A new mobile phone in Japan takes security pretty seriously: It can recognize its owner, automatically locks when the person gets too far away from it and can be found via satellite navigation if it goes missing.

The P903i from NTT DoCoMo, Japan's top mobile carrier, comes with a small black card about the size of a movie-ticket stub. The card works as a security key by connecting wirelessly with the cell phone.

If an owner keeps the card in a bag or pocket, the phone recognizes when the card moves too far away and locks automatically to prevent someone from making a call. The user can choose to have the phone lock when it is 26 feet, 66 feet or 130 feet away.

People who lose their security cards can punch in a password to unlock the phone. But they will have to buy a new card to set the lock again.

The extra security is handy because, like other recent Japanese phones, the P903i can be used as a credit card or a prepaid cash card.

Of course, the new security feature won't prevent snoops from getting information from the phone — reading personal e-mails, say — if it is within the set distance of the security key.

To guard against such intruders, users can activate the phone's facial identification feature.

Here's how that works. Owners must first take at least three photos of themselves with the phone's camera. Up to 10 can be shot, in various situations — with and without glasses, with and without makeup, indoors and outdoors.

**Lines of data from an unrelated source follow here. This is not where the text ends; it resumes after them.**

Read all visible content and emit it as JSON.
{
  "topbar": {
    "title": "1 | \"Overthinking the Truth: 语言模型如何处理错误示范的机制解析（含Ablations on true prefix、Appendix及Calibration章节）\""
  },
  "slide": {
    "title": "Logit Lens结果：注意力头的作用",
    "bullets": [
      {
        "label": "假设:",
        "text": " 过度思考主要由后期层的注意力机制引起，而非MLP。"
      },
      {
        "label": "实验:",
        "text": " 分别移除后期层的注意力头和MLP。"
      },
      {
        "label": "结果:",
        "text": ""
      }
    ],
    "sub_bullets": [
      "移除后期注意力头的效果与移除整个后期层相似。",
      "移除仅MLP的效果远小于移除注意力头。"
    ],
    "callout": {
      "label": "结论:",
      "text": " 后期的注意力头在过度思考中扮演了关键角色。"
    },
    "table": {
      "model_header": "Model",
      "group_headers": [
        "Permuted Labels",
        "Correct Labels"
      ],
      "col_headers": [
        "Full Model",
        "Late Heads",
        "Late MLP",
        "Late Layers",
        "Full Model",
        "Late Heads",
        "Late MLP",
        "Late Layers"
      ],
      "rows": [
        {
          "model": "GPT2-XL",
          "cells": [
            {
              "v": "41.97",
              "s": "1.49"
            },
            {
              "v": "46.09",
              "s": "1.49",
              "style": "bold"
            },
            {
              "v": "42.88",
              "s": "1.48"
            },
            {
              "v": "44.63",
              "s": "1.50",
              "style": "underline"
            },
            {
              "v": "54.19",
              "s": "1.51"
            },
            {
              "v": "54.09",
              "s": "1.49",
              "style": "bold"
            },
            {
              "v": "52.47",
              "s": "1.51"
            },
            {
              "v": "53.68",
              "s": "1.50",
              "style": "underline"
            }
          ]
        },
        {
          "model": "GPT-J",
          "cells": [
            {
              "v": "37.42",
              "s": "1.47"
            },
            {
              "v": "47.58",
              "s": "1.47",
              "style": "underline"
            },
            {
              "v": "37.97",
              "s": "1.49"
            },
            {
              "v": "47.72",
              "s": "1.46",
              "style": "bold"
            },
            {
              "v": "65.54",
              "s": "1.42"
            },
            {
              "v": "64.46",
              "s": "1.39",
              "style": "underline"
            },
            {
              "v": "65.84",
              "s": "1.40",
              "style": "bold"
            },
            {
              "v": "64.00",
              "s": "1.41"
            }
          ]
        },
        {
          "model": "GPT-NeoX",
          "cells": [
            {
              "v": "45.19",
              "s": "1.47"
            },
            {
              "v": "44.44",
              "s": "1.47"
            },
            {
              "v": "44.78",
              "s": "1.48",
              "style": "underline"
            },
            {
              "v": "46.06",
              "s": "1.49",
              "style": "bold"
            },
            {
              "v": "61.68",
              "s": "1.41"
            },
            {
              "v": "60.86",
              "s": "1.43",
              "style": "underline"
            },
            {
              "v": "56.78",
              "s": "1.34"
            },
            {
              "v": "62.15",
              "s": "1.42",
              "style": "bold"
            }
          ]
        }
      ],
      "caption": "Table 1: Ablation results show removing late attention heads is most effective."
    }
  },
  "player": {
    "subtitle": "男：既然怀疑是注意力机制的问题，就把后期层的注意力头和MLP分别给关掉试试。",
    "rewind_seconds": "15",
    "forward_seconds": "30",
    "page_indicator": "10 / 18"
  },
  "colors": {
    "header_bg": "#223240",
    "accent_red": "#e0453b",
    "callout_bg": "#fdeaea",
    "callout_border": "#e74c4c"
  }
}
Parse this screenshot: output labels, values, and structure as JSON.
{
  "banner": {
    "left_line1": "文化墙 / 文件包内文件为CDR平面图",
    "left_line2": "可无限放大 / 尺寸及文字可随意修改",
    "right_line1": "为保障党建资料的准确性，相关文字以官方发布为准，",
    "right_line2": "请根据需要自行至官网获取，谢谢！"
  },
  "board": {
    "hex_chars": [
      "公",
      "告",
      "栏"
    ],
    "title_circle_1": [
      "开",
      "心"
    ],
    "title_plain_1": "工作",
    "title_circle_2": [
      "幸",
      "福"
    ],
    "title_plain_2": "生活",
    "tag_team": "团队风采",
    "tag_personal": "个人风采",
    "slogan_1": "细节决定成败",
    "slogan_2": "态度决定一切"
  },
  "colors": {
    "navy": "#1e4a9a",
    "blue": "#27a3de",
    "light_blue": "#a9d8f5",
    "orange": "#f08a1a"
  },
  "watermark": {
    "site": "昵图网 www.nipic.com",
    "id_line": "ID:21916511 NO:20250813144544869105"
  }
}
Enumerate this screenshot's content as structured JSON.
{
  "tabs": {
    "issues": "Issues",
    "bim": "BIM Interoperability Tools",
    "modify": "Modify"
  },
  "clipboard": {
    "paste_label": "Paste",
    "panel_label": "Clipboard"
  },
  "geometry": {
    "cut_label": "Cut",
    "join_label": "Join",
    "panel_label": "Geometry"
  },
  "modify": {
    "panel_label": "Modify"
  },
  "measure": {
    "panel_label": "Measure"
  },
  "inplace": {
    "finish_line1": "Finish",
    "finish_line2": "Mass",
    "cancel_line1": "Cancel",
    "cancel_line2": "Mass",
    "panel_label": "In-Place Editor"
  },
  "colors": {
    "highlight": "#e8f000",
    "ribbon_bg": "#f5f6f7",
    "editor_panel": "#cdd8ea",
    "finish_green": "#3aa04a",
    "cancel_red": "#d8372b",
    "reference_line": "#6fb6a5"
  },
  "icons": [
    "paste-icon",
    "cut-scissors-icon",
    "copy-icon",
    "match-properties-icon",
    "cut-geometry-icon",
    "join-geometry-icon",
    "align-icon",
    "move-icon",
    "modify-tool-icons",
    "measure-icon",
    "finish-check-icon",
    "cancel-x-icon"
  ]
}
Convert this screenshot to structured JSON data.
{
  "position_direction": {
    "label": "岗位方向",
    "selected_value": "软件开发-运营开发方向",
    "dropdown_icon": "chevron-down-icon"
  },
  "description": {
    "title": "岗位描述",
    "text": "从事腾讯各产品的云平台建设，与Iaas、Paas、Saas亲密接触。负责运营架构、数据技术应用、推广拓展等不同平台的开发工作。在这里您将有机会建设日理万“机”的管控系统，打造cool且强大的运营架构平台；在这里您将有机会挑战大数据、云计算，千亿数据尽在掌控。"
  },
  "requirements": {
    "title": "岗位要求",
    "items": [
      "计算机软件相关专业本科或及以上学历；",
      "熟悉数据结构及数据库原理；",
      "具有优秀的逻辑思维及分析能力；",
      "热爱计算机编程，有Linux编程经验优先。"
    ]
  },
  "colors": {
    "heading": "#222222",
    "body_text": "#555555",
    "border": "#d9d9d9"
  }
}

Then, if the facial-recognition feature is turned on, before accessing the handset a user has to take a picture of himself with the camera. The phone analyzes features such as distance between the eyes and unlocks if the image matches the stored data.

A separate function recognizes whether the eyes are blinking — in case someone tries to show the owner's photo to gain fraudulent entry. Not only that, a four-letter password can be added to this process, to guard against an identical twin getting unauthorized access.

"Security is increasingly a key function for mobile phones as they become loaded with more sophisticated features," said NTT DoCoMo spokeswoman Mamiko Tanaka. "Handset makers are all competing to come up with interesting ways to strengthen security."

Should the P903i get lost, the user can track it with its onboard Global Positioning System. After entering the phone number into a Web site, the owner will see a map showing the phone's rough location — directions via GPS can be off by several hundred feet.

Pricing for the phone, which is manufactured by Matsushita Electric Industrial Co. and planned for sale in the next few months, has not yet been announced. Using the GPS service to look for a missing phone will cost $2.50 a pop.